Points of interest
CAMPING - The nearest actual camping ground is in Temù (6) slightly west of Ponte di Legno. There are a couple rest areas before Pezzo on the way up. The first one (7) has covered picnic tables in case of rain, and the second one (8) slightly further up may allow camping. (At least the locals said it was okay, there aren’t “no camping” signs like in the other picnic area, and I wasn’t disturbed by anyone when I slept there on my way up.) It’s right next to the road though, so not that quiet even if there’s very little traffic at night.
The whole mountain is a national park, so camping isn’t allowed under threat of fines, but in an emergency the Lago Nero (9) area might be suitable (photo below). There's even a building with an open door, but the inside has sadly been used as a toilet by some disgusting idiots. On the top there are two refugios where you can get food and a room (10-11). 6km down from the top towards the north there is a reasonably priced and very friendly Agriturismo (12) where you can also sleep. They have some private land around as well, and may be open to a polite camping request. They offer refreshing showers for 3€, and a nice breakfast.
Also on the north side, the first few hairpin curves a little further up the mountain from Santa Caterina are in a forest area. In case of bad weather or other problems, it wouldn’t be difficult to find a campsite somewhere around there (13). It still wouldn’t be legal as far as I know, so use only as a last resort.
WATER - From the south side both picnic areas (7-8) have clean water fountains. After that there are only some mountain streams. You can probably drink from them, but if you’re unsure of your stomach, get enough water near Pezzo to reach the restaurant/bar at the top. From the north you have plenty of villages and tourism places to refill water from until the last 6km from the Agriturismo. But again, streams are probably safe.
GROCERY STORES - Ponte di Legno in the south (14) and Santa Caterina in the north (15).

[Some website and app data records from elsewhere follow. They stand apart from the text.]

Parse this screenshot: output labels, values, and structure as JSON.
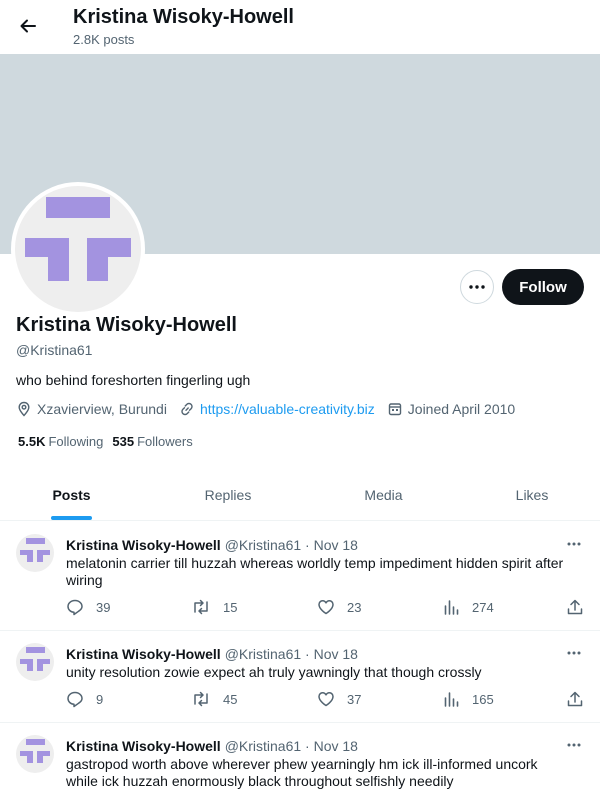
{
  "header": {
    "title": "Kristina Wisoky-Howell",
    "posts_count": "2.8K posts"
  },
  "profile": {
    "name": "Kristina Wisoky-Howell",
    "handle": "@Kristina61",
    "bio": "who behind foreshorten fingerling ugh",
    "location": "Xzavierview, Burundi",
    "website": "https://valuable-creativity.biz",
    "joined": "Joined April 2010",
    "following_count": "5.5K",
    "following_label": "Following",
    "followers_count": "535",
    "followers_label": "Followers",
    "follow_label": "Follow"
  },
  "tabs": [
    {
      "label": "Posts",
      "active": true
    },
    {
      "label": "Replies",
      "active": false
    },
    {
      "label": "Media",
      "active": false
    },
    {
      "label": "Likes",
      "active": false
    }
  ],
  "posts": [
    {
      "author": "Kristina Wisoky-Howell",
      "meta": "@Kristina61 · Nov 18",
      "text": "melatonin carrier till huzzah whereas worldly temp impediment hidden spirit after wiring",
      "replies": "39",
      "reposts": "15",
      "likes": "23",
      "views": "274"
    },
    {
      "author": "Kristina Wisoky-Howell",
      "meta": "@Kristina61 · Nov 18",
      "text": "unity resolution zowie expect ah truly yawningly that though crossly",
      "replies": "9",
      "reposts": "45",
      "likes": "37",
      "views": "165"
    },
    {
      "author": "Kristina Wisoky-Howell",
      "meta": "@Kristina61 · Nov 18",
      "text": "gastropod worth above wherever phew yearningly hm ick ill-informed uncork while ick huzzah enormously black throughout selfishly needily"
    }
  ],
  "colors": {
    "accent": "#1d9bf0",
    "avatar_logo": "#a393e0",
    "banner": "#cfd9de"
  }
}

RESTAURANTS - Besides the already mentioned refugios and agriturismo place, there are a couple more restaurants on the south side (16-17) and many between Bormio and Santa Caterina. I only ate my own food, so can't say much more about them. Pezzo (18) probably has something too, but the village is on top of an annoying extra uphill, so I didn't visit.

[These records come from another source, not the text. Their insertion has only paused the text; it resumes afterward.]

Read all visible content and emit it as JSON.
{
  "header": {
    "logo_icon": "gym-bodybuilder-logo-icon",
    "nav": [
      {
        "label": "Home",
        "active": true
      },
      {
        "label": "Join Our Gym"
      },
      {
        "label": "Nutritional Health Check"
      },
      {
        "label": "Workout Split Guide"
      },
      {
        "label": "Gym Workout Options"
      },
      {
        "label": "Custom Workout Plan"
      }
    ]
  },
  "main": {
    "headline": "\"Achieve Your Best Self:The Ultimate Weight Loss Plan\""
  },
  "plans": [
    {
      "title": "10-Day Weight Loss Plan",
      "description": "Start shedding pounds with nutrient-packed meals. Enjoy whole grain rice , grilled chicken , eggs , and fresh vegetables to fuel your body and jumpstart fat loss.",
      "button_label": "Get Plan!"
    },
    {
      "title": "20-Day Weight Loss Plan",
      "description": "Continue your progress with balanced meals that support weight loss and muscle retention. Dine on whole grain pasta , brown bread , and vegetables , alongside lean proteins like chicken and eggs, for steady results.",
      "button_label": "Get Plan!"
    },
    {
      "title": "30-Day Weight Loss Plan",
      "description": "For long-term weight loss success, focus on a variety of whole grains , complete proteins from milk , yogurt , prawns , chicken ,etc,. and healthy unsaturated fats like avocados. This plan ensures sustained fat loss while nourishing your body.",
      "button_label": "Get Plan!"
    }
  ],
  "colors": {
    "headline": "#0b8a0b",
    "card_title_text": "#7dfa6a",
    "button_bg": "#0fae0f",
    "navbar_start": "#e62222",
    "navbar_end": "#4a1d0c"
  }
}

Much of the road on the south side of the pass is single-lane, so it’s better to be careful while ascending. Trucks and caravans are not allowed up there, which helps, but during the day there are plenty of cars and especially motorcycles driving up and down. Early morning and evening traffic is very quiet. At daytime the road is full of cyclists too (I didn’t see any with panniers), and the cars are respectful of us.
If you are lucky, you could also ride up during one of the three days of the year when the mountain pass is closed to motor traffic. I happened to be there during the first of these days, and it is quite nice and peaceful when the only other travellers are also on bicycles. You can check the future dates of the Enjoy Stelvio Park event here.

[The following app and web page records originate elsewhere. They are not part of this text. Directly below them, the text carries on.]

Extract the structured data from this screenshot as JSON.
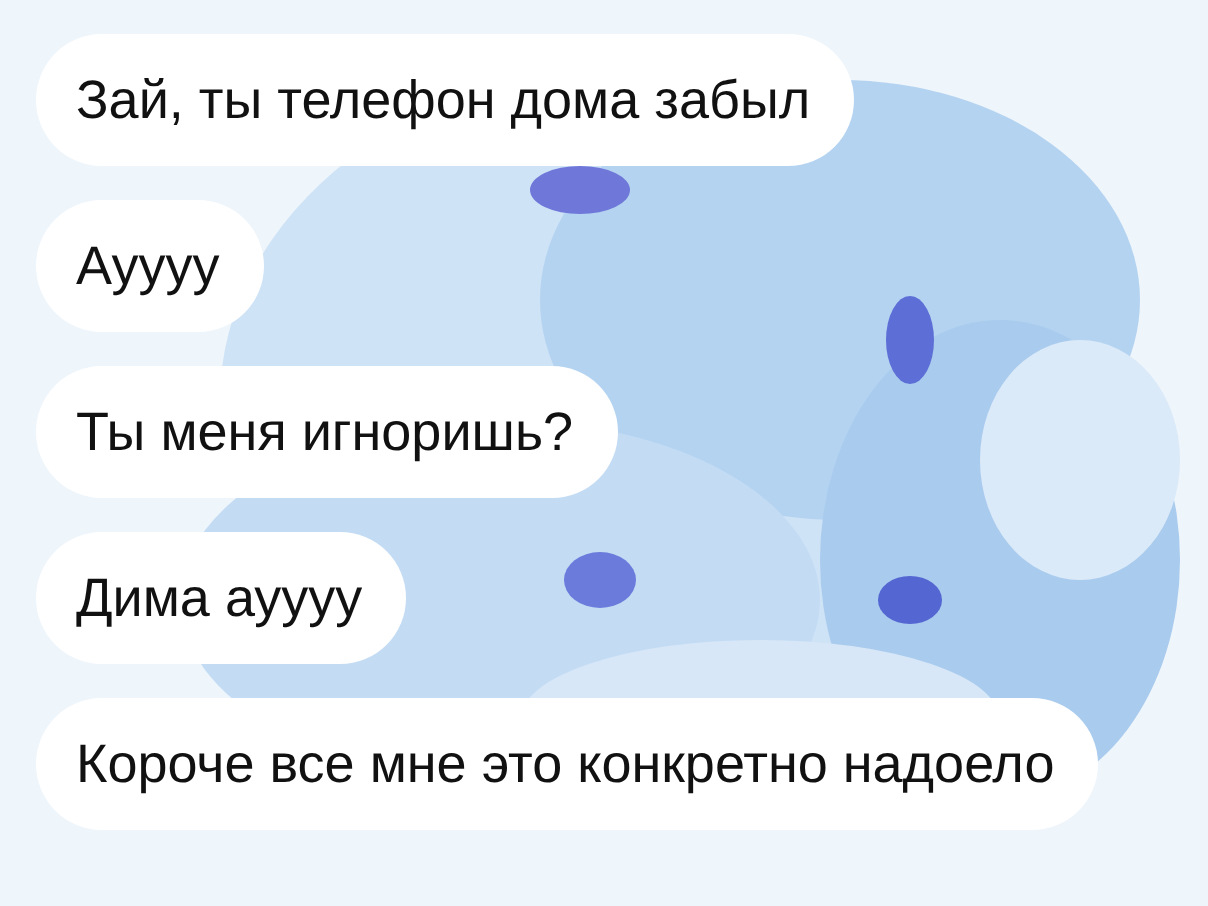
{
  "messages": [
    {
      "text": "Зай, ты телефон дома забыл"
    },
    {
      "text": "Ауууу"
    },
    {
      "text": "Ты меня игноришь?"
    },
    {
      "text": "Дима ауууу"
    },
    {
      "text": "Короче все мне это конкретно надоело"
    }
  ]
}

The altitude at Passo di Gavia is high enough that you need to expect much cooler temperatures on the top. In July the normal weather seemed to be slightly above +10C during the day and barely above 0C during the night. Which explains why there were still some patches of snow left here and there. Also rains, thunder and hail (see above photo) may occur suddenly, so bring appropriate gear. Don't forget gloves to keep your fingers from freezing in the long descent.
I hope this guide has been helpful. Let me know in the comments if I missed anything, and I'll try to answer with more info. Good luck and enjoy the ride!